TASK TO CARRY OUT:
Please filter the data below down to the lines holding the string "nPoints".

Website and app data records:

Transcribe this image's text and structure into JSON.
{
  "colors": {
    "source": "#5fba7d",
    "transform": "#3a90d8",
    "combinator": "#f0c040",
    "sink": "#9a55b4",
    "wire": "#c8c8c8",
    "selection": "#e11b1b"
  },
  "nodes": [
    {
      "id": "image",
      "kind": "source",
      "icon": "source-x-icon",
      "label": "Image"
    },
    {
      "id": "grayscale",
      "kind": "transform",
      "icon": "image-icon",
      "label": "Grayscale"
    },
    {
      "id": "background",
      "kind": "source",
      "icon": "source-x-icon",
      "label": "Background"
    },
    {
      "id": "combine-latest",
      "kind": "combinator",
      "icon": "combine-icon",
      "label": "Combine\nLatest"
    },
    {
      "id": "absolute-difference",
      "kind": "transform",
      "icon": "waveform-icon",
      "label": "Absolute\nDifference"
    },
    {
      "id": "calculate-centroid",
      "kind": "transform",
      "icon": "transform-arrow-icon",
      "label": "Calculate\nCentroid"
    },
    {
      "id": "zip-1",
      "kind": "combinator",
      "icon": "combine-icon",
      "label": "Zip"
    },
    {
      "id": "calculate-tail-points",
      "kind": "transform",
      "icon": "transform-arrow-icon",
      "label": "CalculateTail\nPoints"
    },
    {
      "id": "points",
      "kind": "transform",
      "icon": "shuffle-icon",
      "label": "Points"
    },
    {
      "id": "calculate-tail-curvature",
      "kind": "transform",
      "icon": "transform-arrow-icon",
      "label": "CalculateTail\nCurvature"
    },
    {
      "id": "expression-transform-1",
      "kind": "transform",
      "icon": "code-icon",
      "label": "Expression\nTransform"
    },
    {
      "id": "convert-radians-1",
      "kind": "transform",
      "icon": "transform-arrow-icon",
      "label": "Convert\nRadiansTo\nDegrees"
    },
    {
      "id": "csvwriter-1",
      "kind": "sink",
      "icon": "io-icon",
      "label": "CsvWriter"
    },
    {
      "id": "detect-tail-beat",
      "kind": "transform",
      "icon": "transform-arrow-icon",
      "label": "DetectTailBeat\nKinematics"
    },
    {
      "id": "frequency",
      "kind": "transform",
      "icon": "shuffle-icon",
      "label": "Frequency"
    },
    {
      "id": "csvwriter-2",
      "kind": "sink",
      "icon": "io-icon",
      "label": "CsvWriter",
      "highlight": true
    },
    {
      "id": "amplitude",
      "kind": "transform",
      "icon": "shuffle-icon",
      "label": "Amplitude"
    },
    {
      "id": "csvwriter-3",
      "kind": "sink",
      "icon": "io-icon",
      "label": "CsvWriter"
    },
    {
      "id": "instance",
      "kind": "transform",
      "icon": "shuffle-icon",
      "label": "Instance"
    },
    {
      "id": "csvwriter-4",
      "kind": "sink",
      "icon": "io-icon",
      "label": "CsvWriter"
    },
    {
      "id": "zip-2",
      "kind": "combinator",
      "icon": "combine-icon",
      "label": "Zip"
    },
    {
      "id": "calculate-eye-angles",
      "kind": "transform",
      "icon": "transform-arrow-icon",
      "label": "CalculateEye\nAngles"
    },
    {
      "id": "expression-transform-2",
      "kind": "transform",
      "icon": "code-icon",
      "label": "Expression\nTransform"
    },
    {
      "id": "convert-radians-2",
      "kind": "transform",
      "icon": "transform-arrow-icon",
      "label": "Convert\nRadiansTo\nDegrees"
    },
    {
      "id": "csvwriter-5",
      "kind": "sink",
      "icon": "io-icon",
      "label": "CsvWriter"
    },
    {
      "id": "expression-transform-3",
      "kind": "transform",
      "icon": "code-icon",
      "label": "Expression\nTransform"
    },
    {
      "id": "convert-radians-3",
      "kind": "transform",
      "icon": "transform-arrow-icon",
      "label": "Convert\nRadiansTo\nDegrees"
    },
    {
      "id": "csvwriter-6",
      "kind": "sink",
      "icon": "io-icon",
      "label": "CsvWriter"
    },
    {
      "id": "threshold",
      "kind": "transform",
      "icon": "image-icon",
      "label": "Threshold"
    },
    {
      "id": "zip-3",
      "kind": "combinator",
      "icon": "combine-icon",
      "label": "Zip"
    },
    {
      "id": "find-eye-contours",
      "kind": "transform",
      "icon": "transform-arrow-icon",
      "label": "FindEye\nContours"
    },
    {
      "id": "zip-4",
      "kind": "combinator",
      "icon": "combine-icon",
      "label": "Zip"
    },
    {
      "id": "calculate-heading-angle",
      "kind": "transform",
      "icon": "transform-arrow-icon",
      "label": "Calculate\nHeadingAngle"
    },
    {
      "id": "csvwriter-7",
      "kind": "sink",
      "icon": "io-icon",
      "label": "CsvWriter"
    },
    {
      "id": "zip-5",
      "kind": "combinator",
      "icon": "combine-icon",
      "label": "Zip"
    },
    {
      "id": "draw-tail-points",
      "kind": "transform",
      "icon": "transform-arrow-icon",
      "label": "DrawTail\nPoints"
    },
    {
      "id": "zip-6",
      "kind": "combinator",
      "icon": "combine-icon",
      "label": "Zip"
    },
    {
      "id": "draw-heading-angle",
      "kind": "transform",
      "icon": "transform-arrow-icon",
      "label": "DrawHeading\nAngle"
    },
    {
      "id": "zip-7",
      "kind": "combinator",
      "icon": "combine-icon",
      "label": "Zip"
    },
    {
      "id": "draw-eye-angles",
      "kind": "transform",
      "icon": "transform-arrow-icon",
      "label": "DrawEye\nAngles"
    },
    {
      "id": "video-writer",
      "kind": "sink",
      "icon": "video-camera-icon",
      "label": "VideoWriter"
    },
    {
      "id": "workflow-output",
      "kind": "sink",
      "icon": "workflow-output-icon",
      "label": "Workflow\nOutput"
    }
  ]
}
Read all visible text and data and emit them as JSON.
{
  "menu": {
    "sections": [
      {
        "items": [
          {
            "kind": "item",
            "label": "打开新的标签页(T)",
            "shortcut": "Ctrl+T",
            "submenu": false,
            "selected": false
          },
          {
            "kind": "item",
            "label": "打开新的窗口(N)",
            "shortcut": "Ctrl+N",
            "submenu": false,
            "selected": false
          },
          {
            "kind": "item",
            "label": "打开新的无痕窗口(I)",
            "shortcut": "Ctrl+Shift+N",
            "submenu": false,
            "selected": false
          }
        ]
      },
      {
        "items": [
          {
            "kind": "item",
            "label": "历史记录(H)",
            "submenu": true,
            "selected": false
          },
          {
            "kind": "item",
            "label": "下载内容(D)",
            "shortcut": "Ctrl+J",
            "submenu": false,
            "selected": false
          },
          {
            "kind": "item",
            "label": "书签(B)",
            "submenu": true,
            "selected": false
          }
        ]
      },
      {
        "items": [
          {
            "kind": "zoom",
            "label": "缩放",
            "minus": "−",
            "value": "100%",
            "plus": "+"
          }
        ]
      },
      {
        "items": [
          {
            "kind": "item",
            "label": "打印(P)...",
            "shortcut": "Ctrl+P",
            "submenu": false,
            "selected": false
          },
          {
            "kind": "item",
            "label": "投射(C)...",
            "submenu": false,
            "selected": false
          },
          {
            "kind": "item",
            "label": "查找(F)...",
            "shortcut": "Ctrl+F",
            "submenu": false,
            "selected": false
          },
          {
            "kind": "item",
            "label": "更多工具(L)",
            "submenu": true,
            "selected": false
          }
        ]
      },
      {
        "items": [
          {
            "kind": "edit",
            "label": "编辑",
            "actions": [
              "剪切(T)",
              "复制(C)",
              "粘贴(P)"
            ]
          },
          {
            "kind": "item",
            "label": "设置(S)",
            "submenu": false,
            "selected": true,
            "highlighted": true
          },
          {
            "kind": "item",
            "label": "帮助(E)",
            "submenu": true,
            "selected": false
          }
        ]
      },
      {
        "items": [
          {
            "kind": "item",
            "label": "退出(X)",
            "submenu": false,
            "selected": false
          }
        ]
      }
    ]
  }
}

RESULT:
      "label": "CalculateTail\nPoints"
      "label": "DrawTail\nPoints"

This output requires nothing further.